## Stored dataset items
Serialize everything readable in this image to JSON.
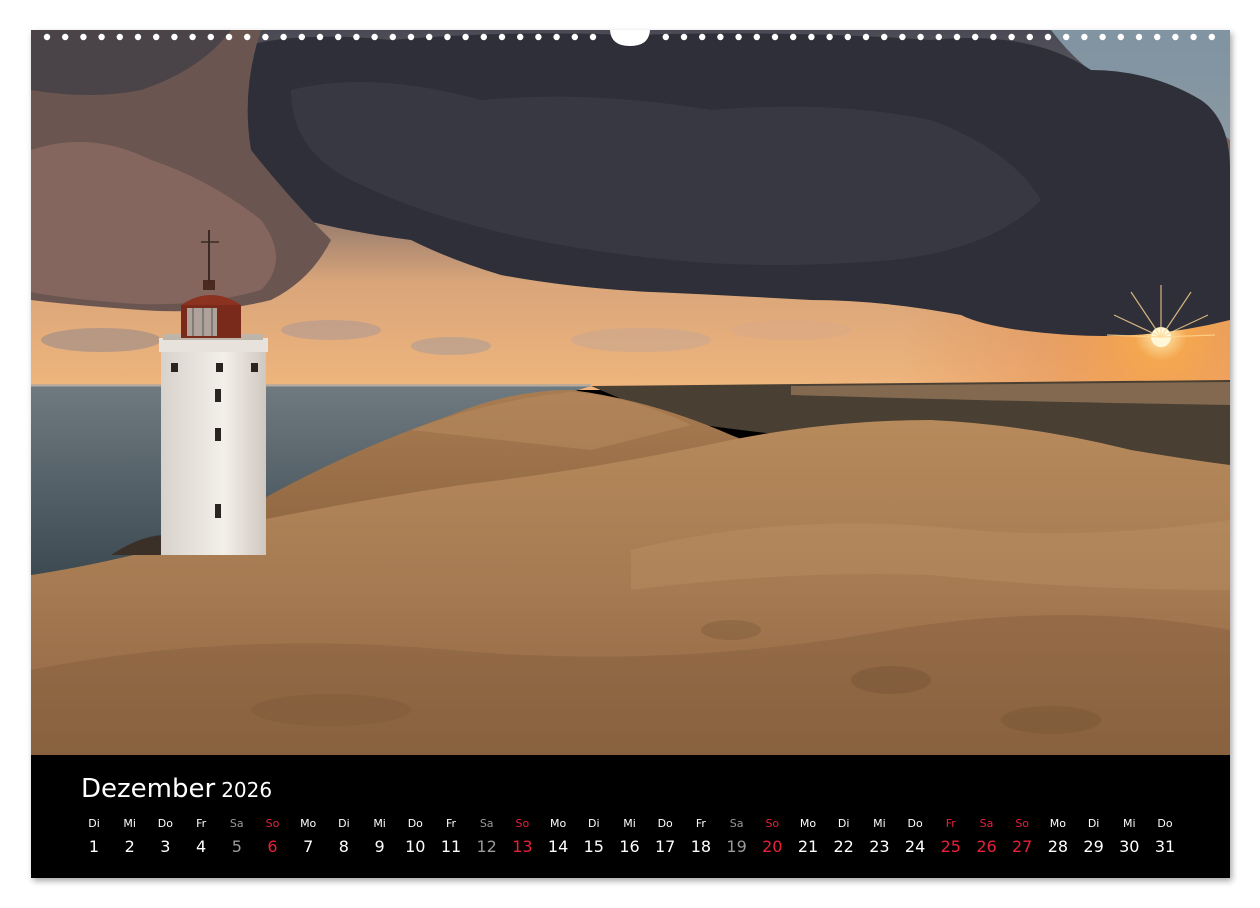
{
  "calendar": {
    "month": "Dezember",
    "year": "2026"
  },
  "days": [
    {
      "wd": "Di",
      "n": "1",
      "red": false
    },
    {
      "wd": "Mi",
      "n": "2",
      "red": false
    },
    {
      "wd": "Do",
      "n": "3",
      "red": false
    },
    {
      "wd": "Fr",
      "n": "4",
      "red": false
    },
    {
      "wd": "Sa",
      "n": "5",
      "red": false,
      "dim": true
    },
    {
      "wd": "So",
      "n": "6",
      "red": true
    },
    {
      "wd": "Mo",
      "n": "7",
      "red": false
    },
    {
      "wd": "Di",
      "n": "8",
      "red": false
    },
    {
      "wd": "Mi",
      "n": "9",
      "red": false
    },
    {
      "wd": "Do",
      "n": "10",
      "red": false
    },
    {
      "wd": "Fr",
      "n": "11",
      "red": false
    },
    {
      "wd": "Sa",
      "n": "12",
      "red": false,
      "dim": true
    },
    {
      "wd": "So",
      "n": "13",
      "red": true
    },
    {
      "wd": "Mo",
      "n": "14",
      "red": false
    },
    {
      "wd": "Di",
      "n": "15",
      "red": false
    },
    {
      "wd": "Mi",
      "n": "16",
      "red": false
    },
    {
      "wd": "Do",
      "n": "17",
      "red": false
    },
    {
      "wd": "Fr",
      "n": "18",
      "red": false
    },
    {
      "wd": "Sa",
      "n": "19",
      "red": false,
      "dim": true
    },
    {
      "wd": "So",
      "n": "20",
      "red": true
    },
    {
      "wd": "Mo",
      "n": "21",
      "red": false
    },
    {
      "wd": "Di",
      "n": "22",
      "red": false
    },
    {
      "wd": "Mi",
      "n": "23",
      "red": false
    },
    {
      "wd": "Do",
      "n": "24",
      "red": false
    },
    {
      "wd": "Fr",
      "n": "25",
      "red": true
    },
    {
      "wd": "Sa",
      "n": "26",
      "red": true
    },
    {
      "wd": "So",
      "n": "27",
      "red": true
    },
    {
      "wd": "Mo",
      "n": "28",
      "red": false
    },
    {
      "wd": "Di",
      "n": "29",
      "red": false
    },
    {
      "wd": "Mi",
      "n": "30",
      "red": false
    },
    {
      "wd": "Do",
      "n": "31",
      "red": false
    }
  ],
  "colors": {
    "holiday_red": "#e8203a",
    "bar_background": "#000000"
  }
}
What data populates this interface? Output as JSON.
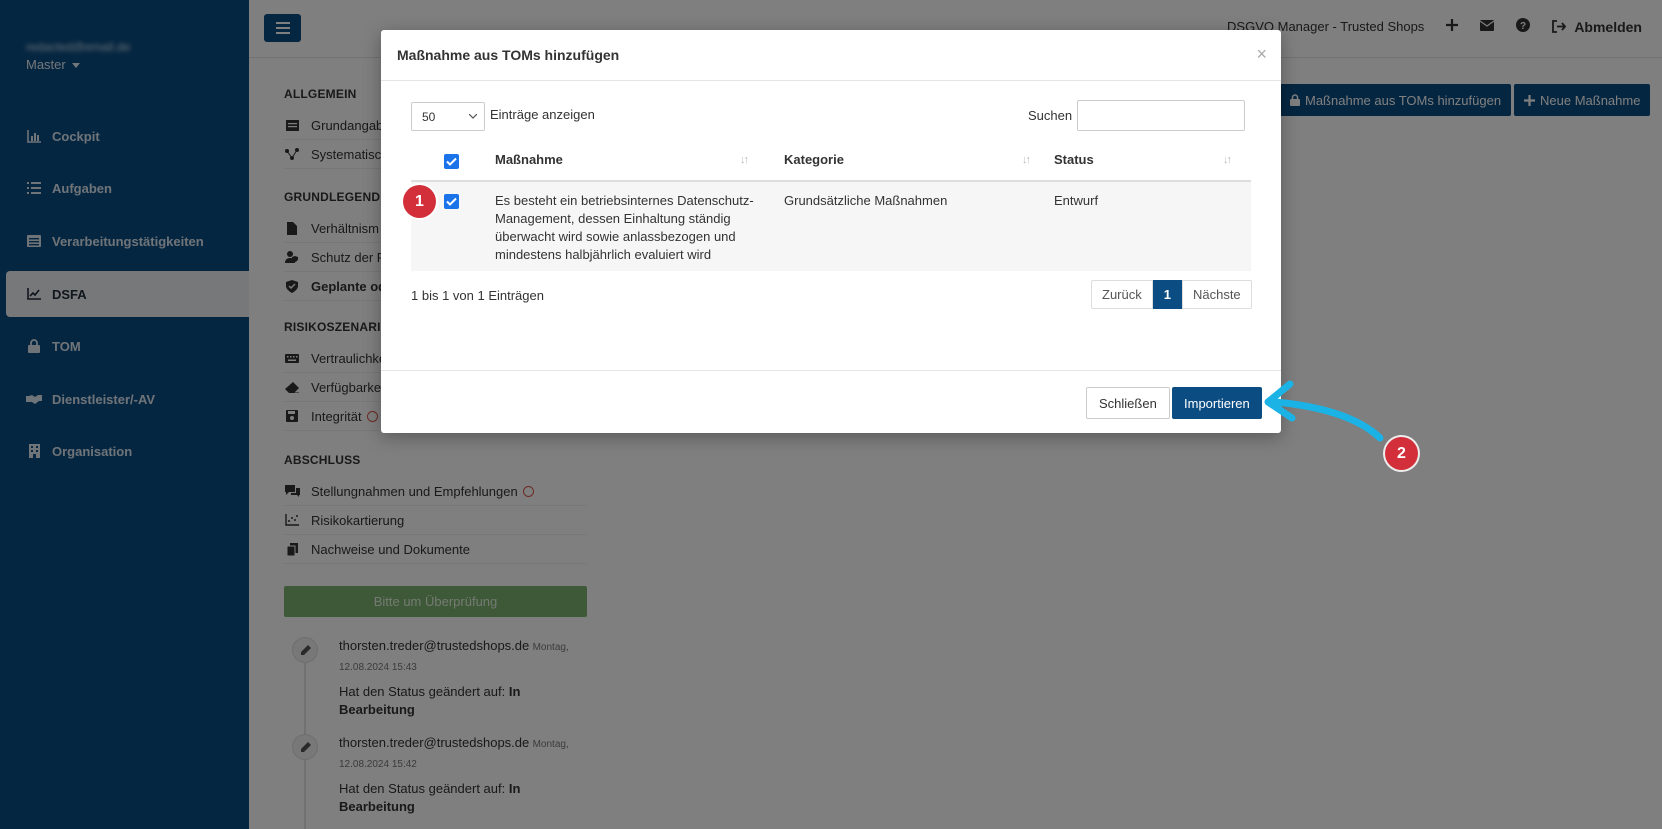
{
  "sidebar": {
    "user_email": "redacted@email.de",
    "tenant": "Master",
    "items": [
      {
        "label": "Cockpit",
        "icon": "chart-bar-icon"
      },
      {
        "label": "Aufgaben",
        "icon": "list-icon"
      },
      {
        "label": "Verarbeitungstätigkeiten",
        "icon": "table-icon"
      },
      {
        "label": "DSFA",
        "icon": "line-chart-icon"
      },
      {
        "label": "TOM",
        "icon": "lock-icon"
      },
      {
        "label": "Dienstleister/-AV",
        "icon": "handshake-icon"
      },
      {
        "label": "Organisation",
        "icon": "building-icon"
      }
    ]
  },
  "topbar": {
    "brand": "DSGVO Manager - Trusted Shops",
    "logout": "Abmelden"
  },
  "page": {
    "sections": {
      "allgemein": "ALLGEMEIN",
      "grundlegende": "GRUNDLEGENDE F",
      "risiko": "RISIKOSZENARIEN",
      "abschluss": "ABSCHLUSS"
    },
    "links": {
      "grundangaben": "Grundangab",
      "systematisch": "Systematisc",
      "verhaeltnis": "Verhältnism",
      "schutz": "Schutz der F",
      "geplante": "Geplante od",
      "vertraulichkeit": "Vertraulichke",
      "verfuegbarkeit": "Verfügbarke",
      "integritaet": "Integrität",
      "stellungnahmen": "Stellungnahmen und Empfehlungen",
      "risikokartierung": "Risikokartierung",
      "nachweise": "Nachweise und Dokumente"
    },
    "review_button": "Bitte um Überprüfung",
    "actions": {
      "add_from_toms": "Maßnahme aus TOMs hinzufügen",
      "new_measure": "Neue Maßnahme"
    },
    "timeline": [
      {
        "email": "thorsten.treder@trustedshops.de",
        "day": "Montag,",
        "date": "12.08.2024 15:43",
        "msg_prefix": "Hat den Status geändert auf:",
        "msg_status": "In Bearbeitung"
      },
      {
        "email": "thorsten.treder@trustedshops.de",
        "day": "Montag,",
        "date": "12.08.2024 15:42",
        "msg_prefix": "Hat den Status geändert auf:",
        "msg_status": "In Bearbeitung"
      }
    ]
  },
  "modal": {
    "title": "Maßnahme aus TOMs hinzufügen",
    "close_symbol": "×",
    "length_value": "50",
    "length_label": "Einträge anzeigen",
    "search_label": "Suchen",
    "search_value": "",
    "columns": {
      "measure": "Maßnahme",
      "category": "Kategorie",
      "status": "Status"
    },
    "rows": [
      {
        "checked": true,
        "measure": "Es besteht ein betriebsinternes Datenschutz-Management, dessen Einhaltung ständig überwacht wird sowie anlassbezogen und mindestens halbjährlich evaluiert wird",
        "category": "Grundsätzliche Maßnahmen",
        "status": "Entwurf"
      }
    ],
    "info": "1 bis 1 von 1 Einträgen",
    "pager": {
      "prev": "Zurück",
      "current": "1",
      "next": "Nächste"
    },
    "footer": {
      "close": "Schließen",
      "import": "Importieren"
    }
  },
  "annotations": {
    "step1": "1",
    "step2": "2",
    "badge_color": "#d32f3a",
    "arrow_color": "#1bb3e6"
  }
}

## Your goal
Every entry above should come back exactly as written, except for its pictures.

## Solution to the exercise
Serialize everything readable in this image to JSON.
{
  "calendar": {
    "month": "Dezember",
    "year": "2026"
  },
  "days": [
    {
      "wd": "Di",
      "n": "1",
      "red": false
    },
    {
      "wd": "Mi",
      "n": "2",
      "red": false
    },
    {
      "wd": "Do",
      "n": "3",
      "red": false
    },
    {
      "wd": "Fr",
      "n": "4",
      "red": false
    },
    {
      "wd": "Sa",
      "n": "5",
      "red": false,
      "dim": true
    },
    {
      "wd": "So",
      "n": "6",
      "red": true
    },
    {
      "wd": "Mo",
      "n": "7",
      "red": false
    },
    {
      "wd": "Di",
      "n": "8",
      "red": false
    },
    {
      "wd": "Mi",
      "n": "9",
      "red": false
    },
    {
      "wd": "Do",
      "n": "10",
      "red": false
    },
    {
      "wd": "Fr",
      "n": "11",
      "red": false
    },
    {
      "wd": "Sa",
      "n": "12",
      "red": false,
      "dim": true
    },
    {
      "wd": "So",
      "n": "13",
      "red": true
    },
    {
      "wd": "Mo",
      "n": "14",
      "red": false
    },
    {
      "wd": "Di",
      "n": "15",
      "red": false
    },
    {
      "wd": "Mi",
      "n": "16",
      "red": false
    },
    {
      "wd": "Do",
      "n": "17",
      "red": false
    },
    {
      "wd": "Fr",
      "n": "18",
      "red": false
    },
    {
      "wd": "Sa",
      "n": "19",
      "red": false,
      "dim": true
    },
    {
      "wd": "So",
      "n": "20",
      "red": true
    },
    {
      "wd": "Mo",
      "n": "21",
      "red": false
    },
    {
      "wd": "Di",
      "n": "22",
      "red": false
    },
    {
      "wd": "Mi",
      "n": "23",
      "red": false
    },
    {
      "wd": "Do",
      "n": "24",
      "red": false
    },
    {
      "wd": "Fr",
      "n": "25",
      "red": true
    },
    {
      "wd": "Sa",
      "n": "26",
      "red": true
    },
    {
      "wd": "So",
      "n": "27",
      "red": true
    },
    {
      "wd": "Mo",
      "n": "28",
      "red": false
    },
    {
      "wd": "Di",
      "n": "29",
      "red": false
    },
    {
      "wd": "Mi",
      "n": "30",
      "red": false
    },
    {
      "wd": "Do",
      "n": "31",
      "red": false
    }
  ],
  "colors": {
    "holiday_red": "#e8203a",
    "bar_background": "#000000"
  }
}
What data populates this interface? Output as JSON.
{
  "sidebar": {
    "user_email": "redacted@email.de",
    "tenant": "Master",
    "items": [
      {
        "label": "Cockpit",
        "icon": "chart-bar-icon"
      },
      {
        "label": "Aufgaben",
        "icon": "list-icon"
      },
      {
        "label": "Verarbeitungstätigkeiten",
        "icon": "table-icon"
      },
      {
        "label": "DSFA",
        "icon": "line-chart-icon"
      },
      {
        "label": "TOM",
        "icon": "lock-icon"
      },
      {
        "label": "Dienstleister/-AV",
        "icon": "handshake-icon"
      },
      {
        "label": "Organisation",
        "icon": "building-icon"
      }
    ]
  },
  "topbar": {
    "brand": "DSGVO Manager - Trusted Shops",
    "logout": "Abmelden"
  },
  "page": {
    "sections": {
      "allgemein": "ALLGEMEIN",
      "grundlegende": "GRUNDLEGENDE F",
      "risiko": "RISIKOSZENARIEN",
      "abschluss": "ABSCHLUSS"
    },
    "links": {
      "grundangaben": "Grundangab",
      "systematisch": "Systematisc",
      "verhaeltnis": "Verhältnism",
      "schutz": "Schutz der F",
      "geplante": "Geplante od",
      "vertraulichkeit": "Vertraulichke",
      "verfuegbarkeit": "Verfügbarke",
      "integritaet": "Integrität",
      "stellungnahmen": "Stellungnahmen und Empfehlungen",
      "risikokartierung": "Risikokartierung",
      "nachweise": "Nachweise und Dokumente"
    },
    "review_button": "Bitte um Überprüfung",
    "actions": {
      "add_from_toms": "Maßnahme aus TOMs hinzufügen",
      "new_measure": "Neue Maßnahme"
    },
    "timeline": [
      {
        "email": "thorsten.treder@trustedshops.de",
        "day": "Montag,",
        "date": "12.08.2024 15:43",
        "msg_prefix": "Hat den Status geändert auf:",
        "msg_status": "In Bearbeitung"
      },
      {
        "email": "thorsten.treder@trustedshops.de",
        "day": "Montag,",
        "date": "12.08.2024 15:42",
        "msg_prefix": "Hat den Status geändert auf:",
        "msg_status": "In Bearbeitung"
      }
    ]
  },
  "modal": {
    "title": "Maßnahme aus TOMs hinzufügen",
    "close_symbol": "×",
    "length_value": "50",
    "length_label": "Einträge anzeigen",
    "search_label": "Suchen",
    "search_value": "",
    "columns": {
      "measure": "Maßnahme",
      "category": "Kategorie",
      "status": "Status"
    },
    "rows": [
      {
        "checked": true,
        "measure": "Es besteht ein betriebsinternes Datenschutz-Management, dessen Einhaltung ständig überwacht wird sowie anlassbezogen und mindestens halbjährlich evaluiert wird",
        "category": "Grundsätzliche Maßnahmen",
        "status": "Entwurf"
      }
    ],
    "info": "1 bis 1 von 1 Einträgen",
    "pager": {
      "prev": "Zurück",
      "current": "1",
      "next": "Nächste"
    },
    "footer": {
      "close": "Schließen",
      "import": "Importieren"
    }
  },
  "annotations": {
    "step1": "1",
    "step2": "2",
    "badge_color": "#d32f3a",
    "arrow_color": "#1bb3e6"
  }
}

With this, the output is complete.